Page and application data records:
################

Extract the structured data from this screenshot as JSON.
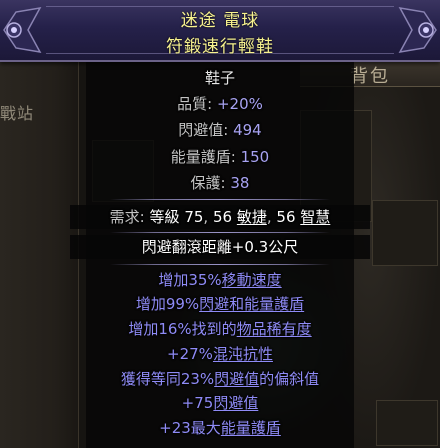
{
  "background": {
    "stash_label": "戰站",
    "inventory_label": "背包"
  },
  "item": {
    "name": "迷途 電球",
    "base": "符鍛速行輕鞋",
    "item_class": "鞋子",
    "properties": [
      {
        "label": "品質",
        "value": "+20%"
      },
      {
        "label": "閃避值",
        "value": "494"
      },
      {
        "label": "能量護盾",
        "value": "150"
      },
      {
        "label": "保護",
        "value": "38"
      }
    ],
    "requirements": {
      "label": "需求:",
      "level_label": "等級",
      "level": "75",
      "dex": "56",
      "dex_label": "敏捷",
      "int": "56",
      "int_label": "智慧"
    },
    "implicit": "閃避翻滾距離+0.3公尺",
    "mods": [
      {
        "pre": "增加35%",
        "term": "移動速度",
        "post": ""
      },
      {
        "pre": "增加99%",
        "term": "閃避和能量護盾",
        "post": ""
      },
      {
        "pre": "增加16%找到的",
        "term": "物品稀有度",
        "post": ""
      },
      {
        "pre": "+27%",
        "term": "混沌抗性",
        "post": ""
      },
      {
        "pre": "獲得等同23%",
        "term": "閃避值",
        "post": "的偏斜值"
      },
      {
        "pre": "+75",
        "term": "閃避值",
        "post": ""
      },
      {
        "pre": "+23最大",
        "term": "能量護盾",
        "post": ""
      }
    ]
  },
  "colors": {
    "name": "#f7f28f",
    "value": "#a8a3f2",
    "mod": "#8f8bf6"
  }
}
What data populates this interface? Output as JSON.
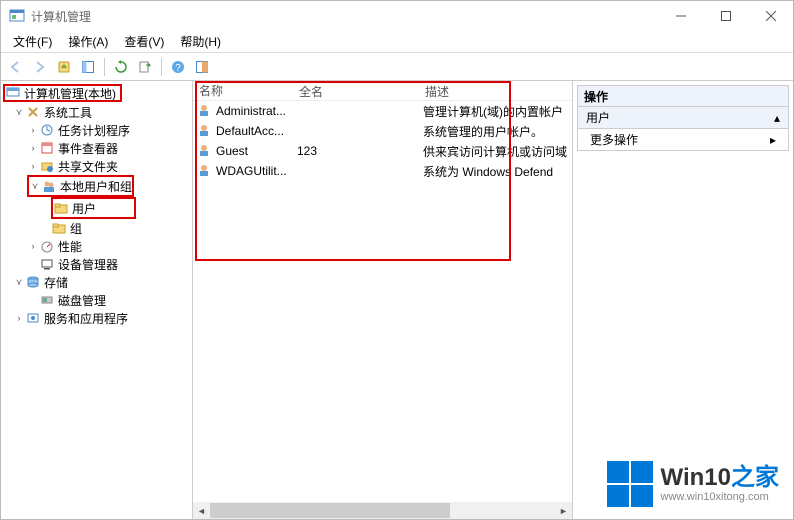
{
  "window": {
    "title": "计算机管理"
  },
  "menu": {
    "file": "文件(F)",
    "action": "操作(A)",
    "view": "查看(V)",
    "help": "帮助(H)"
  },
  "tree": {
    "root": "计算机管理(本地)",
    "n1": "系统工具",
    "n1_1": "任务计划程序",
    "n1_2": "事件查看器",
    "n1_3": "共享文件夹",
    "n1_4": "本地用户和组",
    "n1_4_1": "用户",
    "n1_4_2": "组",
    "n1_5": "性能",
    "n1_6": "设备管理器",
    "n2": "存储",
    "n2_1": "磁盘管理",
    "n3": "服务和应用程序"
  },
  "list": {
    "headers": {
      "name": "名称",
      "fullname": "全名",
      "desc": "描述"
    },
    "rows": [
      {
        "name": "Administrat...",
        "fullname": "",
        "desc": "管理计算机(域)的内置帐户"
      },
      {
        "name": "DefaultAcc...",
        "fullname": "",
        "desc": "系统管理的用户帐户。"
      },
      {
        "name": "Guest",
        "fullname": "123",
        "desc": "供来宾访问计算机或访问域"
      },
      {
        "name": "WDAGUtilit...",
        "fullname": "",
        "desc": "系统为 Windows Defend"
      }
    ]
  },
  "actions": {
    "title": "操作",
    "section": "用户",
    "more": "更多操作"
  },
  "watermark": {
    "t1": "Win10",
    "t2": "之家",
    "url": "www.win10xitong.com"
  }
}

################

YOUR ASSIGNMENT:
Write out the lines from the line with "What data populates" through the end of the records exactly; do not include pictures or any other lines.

COMPLETED EXERCISE:
What data populates this interface? Output as JSON.
{
  "window": {
    "title": "计算机管理"
  },
  "menu": {
    "file": "文件(F)",
    "action": "操作(A)",
    "view": "查看(V)",
    "help": "帮助(H)"
  },
  "tree": {
    "root": "计算机管理(本地)",
    "n1": "系统工具",
    "n1_1": "任务计划程序",
    "n1_2": "事件查看器",
    "n1_3": "共享文件夹",
    "n1_4": "本地用户和组",
    "n1_4_1": "用户",
    "n1_4_2": "组",
    "n1_5": "性能",
    "n1_6": "设备管理器",
    "n2": "存储",
    "n2_1": "磁盘管理",
    "n3": "服务和应用程序"
  },
  "list": {
    "headers": {
      "name": "名称",
      "fullname": "全名",
      "desc": "描述"
    },
    "rows": [
      {
        "name": "Administrat...",
        "fullname": "",
        "desc": "管理计算机(域)的内置帐户"
      },
      {
        "name": "DefaultAcc...",
        "fullname": "",
        "desc": "系统管理的用户帐户。"
      },
      {
        "name": "Guest",
        "fullname": "123",
        "desc": "供来宾访问计算机或访问域"
      },
      {
        "name": "WDAGUtilit...",
        "fullname": "",
        "desc": "系统为 Windows Defend"
      }
    ]
  },
  "actions": {
    "title": "操作",
    "section": "用户",
    "more": "更多操作"
  },
  "watermark": {
    "t1": "Win10",
    "t2": "之家",
    "url": "www.win10xitong.com"
  }
}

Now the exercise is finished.